● To do
Return every line below exactly.

(Entries from a dataset of interfaces)
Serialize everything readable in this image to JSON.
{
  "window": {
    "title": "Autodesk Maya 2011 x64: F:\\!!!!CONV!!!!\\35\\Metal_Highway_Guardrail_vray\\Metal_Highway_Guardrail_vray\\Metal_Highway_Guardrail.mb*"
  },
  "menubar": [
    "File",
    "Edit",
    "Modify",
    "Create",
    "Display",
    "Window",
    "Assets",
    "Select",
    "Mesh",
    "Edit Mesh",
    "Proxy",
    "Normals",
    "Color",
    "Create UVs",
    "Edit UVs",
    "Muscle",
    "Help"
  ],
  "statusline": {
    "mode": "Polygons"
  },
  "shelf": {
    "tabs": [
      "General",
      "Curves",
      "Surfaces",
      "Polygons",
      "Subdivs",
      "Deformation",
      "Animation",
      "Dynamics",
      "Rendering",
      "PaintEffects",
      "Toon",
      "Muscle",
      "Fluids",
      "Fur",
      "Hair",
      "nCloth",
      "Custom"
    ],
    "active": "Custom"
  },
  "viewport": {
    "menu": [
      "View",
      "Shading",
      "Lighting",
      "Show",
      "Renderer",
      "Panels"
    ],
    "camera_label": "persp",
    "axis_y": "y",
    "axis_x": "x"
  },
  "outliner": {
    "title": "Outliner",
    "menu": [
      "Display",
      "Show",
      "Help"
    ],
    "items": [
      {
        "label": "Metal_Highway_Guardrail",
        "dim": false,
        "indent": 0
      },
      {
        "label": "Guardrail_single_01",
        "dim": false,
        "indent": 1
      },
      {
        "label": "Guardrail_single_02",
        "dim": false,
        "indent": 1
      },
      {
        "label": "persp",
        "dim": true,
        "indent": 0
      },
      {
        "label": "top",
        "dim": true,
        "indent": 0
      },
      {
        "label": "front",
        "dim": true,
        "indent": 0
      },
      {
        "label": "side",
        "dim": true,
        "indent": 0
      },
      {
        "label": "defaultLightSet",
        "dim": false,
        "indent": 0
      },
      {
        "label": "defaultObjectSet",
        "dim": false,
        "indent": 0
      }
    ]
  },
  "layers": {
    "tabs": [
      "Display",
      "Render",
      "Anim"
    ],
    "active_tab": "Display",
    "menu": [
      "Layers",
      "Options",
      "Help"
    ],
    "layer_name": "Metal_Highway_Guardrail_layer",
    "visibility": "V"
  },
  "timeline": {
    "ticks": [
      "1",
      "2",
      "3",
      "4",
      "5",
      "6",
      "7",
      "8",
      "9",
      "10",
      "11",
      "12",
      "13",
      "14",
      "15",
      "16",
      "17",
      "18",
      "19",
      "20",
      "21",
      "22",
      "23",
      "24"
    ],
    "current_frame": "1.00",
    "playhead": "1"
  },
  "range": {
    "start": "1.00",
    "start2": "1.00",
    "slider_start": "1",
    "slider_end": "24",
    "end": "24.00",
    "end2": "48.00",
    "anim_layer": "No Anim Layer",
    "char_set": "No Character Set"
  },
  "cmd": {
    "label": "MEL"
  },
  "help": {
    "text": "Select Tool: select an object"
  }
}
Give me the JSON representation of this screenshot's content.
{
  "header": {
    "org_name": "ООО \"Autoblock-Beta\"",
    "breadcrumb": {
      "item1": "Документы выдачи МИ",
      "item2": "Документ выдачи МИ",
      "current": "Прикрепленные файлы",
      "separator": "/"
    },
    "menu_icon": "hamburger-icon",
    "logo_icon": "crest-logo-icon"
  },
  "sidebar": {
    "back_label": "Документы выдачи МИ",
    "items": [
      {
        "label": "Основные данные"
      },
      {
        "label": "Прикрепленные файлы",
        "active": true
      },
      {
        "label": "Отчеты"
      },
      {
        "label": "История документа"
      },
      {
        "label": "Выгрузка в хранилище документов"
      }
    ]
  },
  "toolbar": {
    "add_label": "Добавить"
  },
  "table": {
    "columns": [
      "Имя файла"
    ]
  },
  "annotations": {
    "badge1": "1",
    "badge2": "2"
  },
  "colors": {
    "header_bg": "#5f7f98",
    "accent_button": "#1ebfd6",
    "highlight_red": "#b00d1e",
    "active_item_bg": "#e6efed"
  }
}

● Completed exercise
Serialize everything readable in this image to JSON.
{
  "window": {
    "title": "Autodesk Maya 2011 x64: F:\\!!!!CONV!!!!\\35\\Metal_Highway_Guardrail_vray\\Metal_Highway_Guardrail_vray\\Metal_Highway_Guardrail.mb*"
  },
  "menubar": [
    "File",
    "Edit",
    "Modify",
    "Create",
    "Display",
    "Window",
    "Assets",
    "Select",
    "Mesh",
    "Edit Mesh",
    "Proxy",
    "Normals",
    "Color",
    "Create UVs",
    "Edit UVs",
    "Muscle",
    "Help"
  ],
  "statusline": {
    "mode": "Polygons"
  },
  "shelf": {
    "tabs": [
      "General",
      "Curves",
      "Surfaces",
      "Polygons",
      "Subdivs",
      "Deformation",
      "Animation",
      "Dynamics",
      "Rendering",
      "PaintEffects",
      "Toon",
      "Muscle",
      "Fluids",
      "Fur",
      "Hair",
      "nCloth",
      "Custom"
    ],
    "active": "Custom"
  },
  "viewport": {
    "menu": [
      "View",
      "Shading",
      "Lighting",
      "Show",
      "Renderer",
      "Panels"
    ],
    "camera_label": "persp",
    "axis_y": "y",
    "axis_x": "x"
  },
  "outliner": {
    "title": "Outliner",
    "menu": [
      "Display",
      "Show",
      "Help"
    ],
    "items": [
      {
        "label": "Metal_Highway_Guardrail",
        "dim": false,
        "indent": 0
      },
      {
        "label": "Guardrail_single_01",
        "dim": false,
        "indent": 1
      },
      {
        "label": "Guardrail_single_02",
        "dim": false,
        "indent": 1
      },
      {
        "label": "persp",
        "dim": true,
        "indent": 0
      },
      {
        "label": "top",
        "dim": true,
        "indent": 0
      },
      {
        "label": "front",
        "dim": true,
        "indent": 0
      },
      {
        "label": "side",
        "dim": true,
        "indent": 0
      },
      {
        "label": "defaultLightSet",
        "dim": false,
        "indent": 0
      },
      {
        "label": "defaultObjectSet",
        "dim": false,
        "indent": 0
      }
    ]
  },
  "layers": {
    "tabs": [
      "Display",
      "Render",
      "Anim"
    ],
    "active_tab": "Display",
    "menu": [
      "Layers",
      "Options",
      "Help"
    ],
    "layer_name": "Metal_Highway_Guardrail_layer",
    "visibility": "V"
  },
  "timeline": {
    "ticks": [
      "1",
      "2",
      "3",
      "4",
      "5",
      "6",
      "7",
      "8",
      "9",
      "10",
      "11",
      "12",
      "13",
      "14",
      "15",
      "16",
      "17",
      "18",
      "19",
      "20",
      "21",
      "22",
      "23",
      "24"
    ],
    "current_frame": "1.00",
    "playhead": "1"
  },
  "range": {
    "start": "1.00",
    "start2": "1.00",
    "slider_start": "1",
    "slider_end": "24",
    "end": "24.00",
    "end2": "48.00",
    "anim_layer": "No Anim Layer",
    "char_set": "No Character Set"
  },
  "cmd": {
    "label": "MEL"
  },
  "help": {
    "text": "Select Tool: select an object"
  }
}
Give me the JSON representation of this screenshot's content.
{
  "header": {
    "org_name": "ООО \"Autoblock-Beta\"",
    "breadcrumb": {
      "item1": "Документы выдачи МИ",
      "item2": "Документ выдачи МИ",
      "current": "Прикрепленные файлы",
      "separator": "/"
    },
    "menu_icon": "hamburger-icon",
    "logo_icon": "crest-logo-icon"
  },
  "sidebar": {
    "back_label": "Документы выдачи МИ",
    "items": [
      {
        "label": "Основные данные"
      },
      {
        "label": "Прикрепленные файлы",
        "active": true
      },
      {
        "label": "Отчеты"
      },
      {
        "label": "История документа"
      },
      {
        "label": "Выгрузка в хранилище документов"
      }
    ]
  },
  "toolbar": {
    "add_label": "Добавить"
  },
  "table": {
    "columns": [
      "Имя файла"
    ]
  },
  "annotations": {
    "badge1": "1",
    "badge2": "2"
  },
  "colors": {
    "header_bg": "#5f7f98",
    "accent_button": "#1ebfd6",
    "highlight_red": "#b00d1e",
    "active_item_bg": "#e6efed"
  }
}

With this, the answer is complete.